Fife-based whisky hunters launch quest for rare wooden casks

Cask brokerage launched to flush out ‘dormant’ rare whisky casks

Dunfermline-headquartered whisky analyst, broker and investment expert Rare Whisky 101 (RW101) as launched a new bespoke cask brokerage service to meet increased demand from global whisky enthusiasts seeking rare whisky still held in wood.
Over the past 12 months, RW101 says it has brokered more than 20,000 rare whisky bottles around the globe. Now, with demand for Scotland’s rare liquid gold showing no signs of abating, the world’s leading whisky hunters are casting the net wider to include dormant casks, which could be worth, more than £100,000 each based on average values brokered by RW101.
RW101 claims it has already brokered casks (barrels, hogsheads and butts) from a range of iconic brands including Ardbeg, Laphroaig, Macallan, Highland Park, Rosebank and Springbank. These rare wooden treasures, if bottled at cask strength, would fill 13,576 bottles worth a total of £3.574m.
Prices have ranged from £2,500 per cask to over £500,000, with an average cask price of £132,000. RW101 believes there may be some casks in existence which, if they came up for sale, could fetch well over £1m each.
By launching this new service, RW101 aims to attract owners of casks of rare whisky, which are most likely lying dormant in Scotland’s bonded warehouses, who may be looking to liquidate their stocks.

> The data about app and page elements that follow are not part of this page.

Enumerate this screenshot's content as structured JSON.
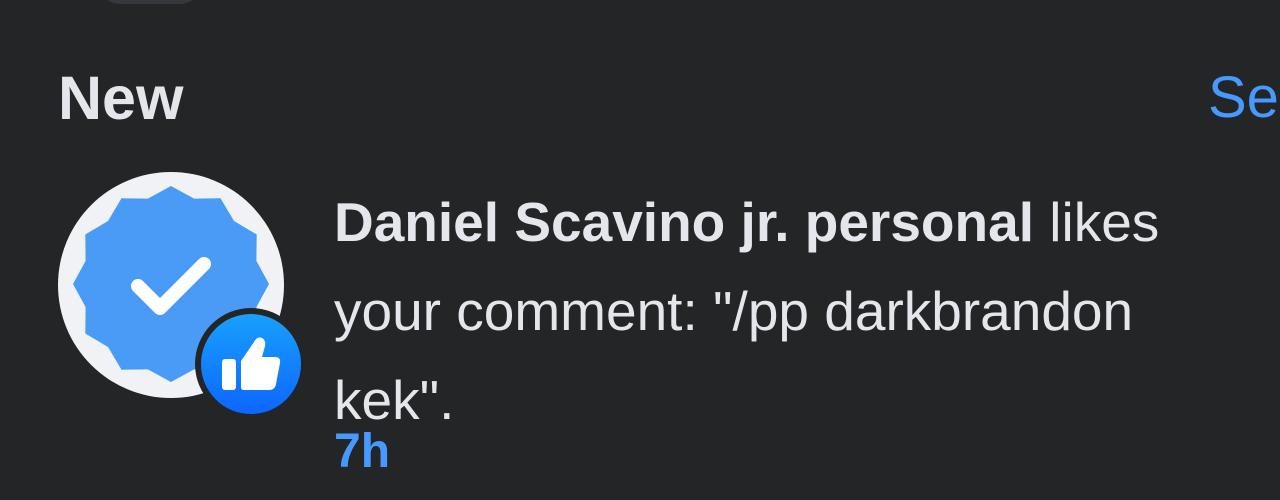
{
  "section": {
    "title": "New",
    "see_all_label": "Se"
  },
  "notification": {
    "actor": "Daniel Scavino jr. personal",
    "action": " likes your comment: \"/pp darkbrandon kek\".",
    "time": "7h",
    "reaction_icon": "like-thumbs-up-icon",
    "avatar_icon": "verified-badge-icon"
  },
  "colors": {
    "background": "#242526",
    "text": "#e4e6eb",
    "accent": "#4599ff",
    "badge_blue": "#4a9bf5",
    "reaction_blue": "#0d66ff"
  }
}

Whisky investment expert and co-founder of Rare Whisky 101 David Robertson said: “While we have always advised our customers against buying casks filled with ‘new-make spirit’, we believe that the market for older casks of high quality liquid from top tier distilleries will continue to go from strength to strength.
“RW101 has already seen an increased demand for quality casks from our more sophisticated clients be they connoisseurs, collectors or investors so it made sense to introduce a more formal cask brokerage service.
“We’re particularly keen to hear from any cask owners who may have either inherited old casks or acquired and then left them in storage. Given the booming global demand for rare whisky, these owners could be sitting on a very tidy profit.”
While the market for casks is gathering pace, RW101 is warning owners of the dangers of holding on to casks for too long.
Robertson added: “Many people would assume that as long as their whisky is stored in cask in a bonded warehouse, no harm can come to it. However, that couldn’t be further from the truth. There is most definitely a finite time in which to sell a cask.
“We recently saw a 50 year old cask that had dropped below the legal minimum of 40% alcohol to 28% and was subsequently deemed worthless.
“I’d encourage any owners, even if they don’t want to sell, to get their casks re-gauged and sampled. Casks can also leak and become overly-woody so cask owners should ensure that their casks are checked annually.”
The secondary market for rare whisky witnessed another year of significant growth in 2016 outperforming many other well established asset classes, including wine and gold.
The total value of rare whisky bottles sold at auction in the UK in 2016 hit record levels of £14.21m exceeding 2015 (£9.56m) by almost 50%.
Over 12 months, 58,758 bottles of single malt Scotch whisky were sold in the UK on the open market, representing an increase of 15,300 bottles and a 35% increase on 2015.